Dear Doctor? My cat lately started eating less, his body temperature increased. So, I took him to the vet. after a couple of weeks he’s better. I took the FIV and FPV test, bacteria, viruses and all kind of blood tests. I also did an X-Ray and an ultra sound. Nothing unsual and no signs og anything worrying. Although what worries me, are her low white blood cell count. Should I be worried? What might that be that doesn’t come up on the tests? Thanks a lot in advance! Alisa

June 30, 2018

Nebula's Owner

answer-icon

recommendation-ribbon

14 Recommendations

There are a few different possible causes for a low white blood cell count which may include infection (typically some viral infections), some cancers, localised inflammation, medication side effects, immune mediated conditions, bone marrow disorders among other causes; it is difficult to say what the specific cause is, but you should monitor Nebula and retake the blood counts later to see if there are any improvements in the counts (it is important also to see if there is a drop in a particular type of white blood cell). Regards Dr Callum Turner DVM www.idexx.eu/globalassets/documents/parameters/8961-us-wbc-interpretive-summary.pdf

June 30, 2018

Was this experience helpful?

Low White Blood Cell Count Average Cost

From 417 quotes ranging from $300 - $3,000

Average Cost

$1,500

Need pet insurance?
Need pet insurance?

Learn more in the Wag! app

Five starsFive starsFive starsFive starsFive stars

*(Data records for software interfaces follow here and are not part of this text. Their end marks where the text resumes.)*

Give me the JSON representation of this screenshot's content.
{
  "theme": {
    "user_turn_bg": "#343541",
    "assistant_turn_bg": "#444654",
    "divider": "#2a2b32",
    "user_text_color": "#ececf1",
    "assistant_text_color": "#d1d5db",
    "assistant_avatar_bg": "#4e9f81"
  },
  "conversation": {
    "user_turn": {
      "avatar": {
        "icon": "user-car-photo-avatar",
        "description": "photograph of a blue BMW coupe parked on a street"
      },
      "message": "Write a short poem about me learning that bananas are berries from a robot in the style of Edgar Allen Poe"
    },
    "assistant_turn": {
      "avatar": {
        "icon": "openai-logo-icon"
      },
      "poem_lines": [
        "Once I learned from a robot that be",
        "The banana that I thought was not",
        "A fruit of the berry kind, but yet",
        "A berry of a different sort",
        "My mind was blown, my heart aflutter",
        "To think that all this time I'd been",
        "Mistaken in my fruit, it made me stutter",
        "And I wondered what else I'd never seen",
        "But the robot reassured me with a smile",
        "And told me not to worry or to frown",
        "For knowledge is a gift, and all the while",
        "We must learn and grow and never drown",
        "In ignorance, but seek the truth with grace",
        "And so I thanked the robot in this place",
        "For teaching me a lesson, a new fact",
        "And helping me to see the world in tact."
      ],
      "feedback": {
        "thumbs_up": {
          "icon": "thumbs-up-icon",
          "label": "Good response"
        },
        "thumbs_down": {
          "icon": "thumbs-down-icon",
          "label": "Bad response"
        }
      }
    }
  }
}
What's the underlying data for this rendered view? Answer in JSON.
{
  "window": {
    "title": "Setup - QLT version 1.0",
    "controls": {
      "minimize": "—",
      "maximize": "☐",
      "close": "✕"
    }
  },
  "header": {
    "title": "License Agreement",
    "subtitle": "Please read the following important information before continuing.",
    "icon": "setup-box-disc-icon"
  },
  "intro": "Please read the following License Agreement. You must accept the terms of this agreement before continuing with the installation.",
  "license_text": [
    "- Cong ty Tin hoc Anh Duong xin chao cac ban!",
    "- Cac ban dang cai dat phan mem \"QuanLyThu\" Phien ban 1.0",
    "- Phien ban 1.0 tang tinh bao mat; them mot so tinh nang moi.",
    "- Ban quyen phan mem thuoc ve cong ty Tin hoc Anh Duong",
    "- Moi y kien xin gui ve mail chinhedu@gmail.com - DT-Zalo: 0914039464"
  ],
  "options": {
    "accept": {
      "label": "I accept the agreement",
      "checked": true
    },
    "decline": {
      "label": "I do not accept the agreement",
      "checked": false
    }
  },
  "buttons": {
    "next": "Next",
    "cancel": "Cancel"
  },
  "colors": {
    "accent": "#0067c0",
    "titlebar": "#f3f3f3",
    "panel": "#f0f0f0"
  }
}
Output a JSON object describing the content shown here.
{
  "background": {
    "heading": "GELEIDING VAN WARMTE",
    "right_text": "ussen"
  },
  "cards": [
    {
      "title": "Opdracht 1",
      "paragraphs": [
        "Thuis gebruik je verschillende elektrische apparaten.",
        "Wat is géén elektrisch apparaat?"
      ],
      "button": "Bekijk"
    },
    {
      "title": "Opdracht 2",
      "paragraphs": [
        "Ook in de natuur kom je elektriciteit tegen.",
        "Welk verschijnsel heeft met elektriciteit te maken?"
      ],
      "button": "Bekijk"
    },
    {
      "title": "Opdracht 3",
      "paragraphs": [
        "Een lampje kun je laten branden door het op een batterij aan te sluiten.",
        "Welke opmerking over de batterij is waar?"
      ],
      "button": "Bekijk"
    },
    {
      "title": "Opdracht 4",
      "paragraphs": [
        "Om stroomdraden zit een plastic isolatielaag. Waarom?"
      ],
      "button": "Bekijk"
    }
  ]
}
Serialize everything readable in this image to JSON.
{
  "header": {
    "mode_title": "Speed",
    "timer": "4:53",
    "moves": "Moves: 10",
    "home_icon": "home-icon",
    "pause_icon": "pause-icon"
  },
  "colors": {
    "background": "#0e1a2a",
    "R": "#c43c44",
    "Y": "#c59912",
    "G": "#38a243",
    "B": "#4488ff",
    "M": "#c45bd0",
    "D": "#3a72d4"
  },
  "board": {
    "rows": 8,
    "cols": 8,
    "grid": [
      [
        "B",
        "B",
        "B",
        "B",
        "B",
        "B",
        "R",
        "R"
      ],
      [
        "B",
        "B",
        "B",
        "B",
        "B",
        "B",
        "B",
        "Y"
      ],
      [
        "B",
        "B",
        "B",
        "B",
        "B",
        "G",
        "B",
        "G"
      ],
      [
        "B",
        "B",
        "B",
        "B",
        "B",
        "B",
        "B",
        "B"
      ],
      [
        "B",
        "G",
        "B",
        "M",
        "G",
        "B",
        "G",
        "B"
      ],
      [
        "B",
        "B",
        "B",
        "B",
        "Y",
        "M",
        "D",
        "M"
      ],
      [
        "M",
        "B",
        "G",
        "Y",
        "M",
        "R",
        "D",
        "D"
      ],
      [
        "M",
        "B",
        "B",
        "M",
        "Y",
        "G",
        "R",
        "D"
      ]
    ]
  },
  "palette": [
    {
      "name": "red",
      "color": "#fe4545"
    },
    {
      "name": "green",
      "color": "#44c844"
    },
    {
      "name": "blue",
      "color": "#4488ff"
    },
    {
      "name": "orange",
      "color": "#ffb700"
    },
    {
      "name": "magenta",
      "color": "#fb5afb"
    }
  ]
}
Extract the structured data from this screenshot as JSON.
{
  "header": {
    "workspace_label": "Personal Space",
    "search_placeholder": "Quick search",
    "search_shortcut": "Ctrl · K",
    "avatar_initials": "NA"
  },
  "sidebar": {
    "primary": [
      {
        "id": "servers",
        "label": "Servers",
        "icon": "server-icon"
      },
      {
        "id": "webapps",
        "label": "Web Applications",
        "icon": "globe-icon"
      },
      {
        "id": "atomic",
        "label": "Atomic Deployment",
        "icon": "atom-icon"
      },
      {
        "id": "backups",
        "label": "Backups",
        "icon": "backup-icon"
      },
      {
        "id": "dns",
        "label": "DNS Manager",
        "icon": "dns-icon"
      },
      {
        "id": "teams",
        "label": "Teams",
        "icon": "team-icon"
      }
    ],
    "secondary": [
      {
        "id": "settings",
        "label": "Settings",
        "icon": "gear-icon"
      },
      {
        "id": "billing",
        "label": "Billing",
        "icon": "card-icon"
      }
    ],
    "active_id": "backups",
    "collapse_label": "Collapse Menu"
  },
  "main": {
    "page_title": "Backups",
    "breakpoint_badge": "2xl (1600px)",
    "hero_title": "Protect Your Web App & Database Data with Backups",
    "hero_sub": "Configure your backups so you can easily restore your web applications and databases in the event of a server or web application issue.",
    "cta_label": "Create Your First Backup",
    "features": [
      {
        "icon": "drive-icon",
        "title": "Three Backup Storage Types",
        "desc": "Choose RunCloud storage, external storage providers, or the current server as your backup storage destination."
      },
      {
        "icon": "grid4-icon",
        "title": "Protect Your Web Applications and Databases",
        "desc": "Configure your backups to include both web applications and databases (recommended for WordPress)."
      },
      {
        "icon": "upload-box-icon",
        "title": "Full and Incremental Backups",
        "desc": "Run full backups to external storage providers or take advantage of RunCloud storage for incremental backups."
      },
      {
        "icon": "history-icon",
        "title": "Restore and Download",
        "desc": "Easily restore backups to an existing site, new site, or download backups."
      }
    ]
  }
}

43k+ reviews

Install


© 2022 Wag Labs, Inc. All rights reserved.


© 2022 Wag Labs, Inc. All rights reserved.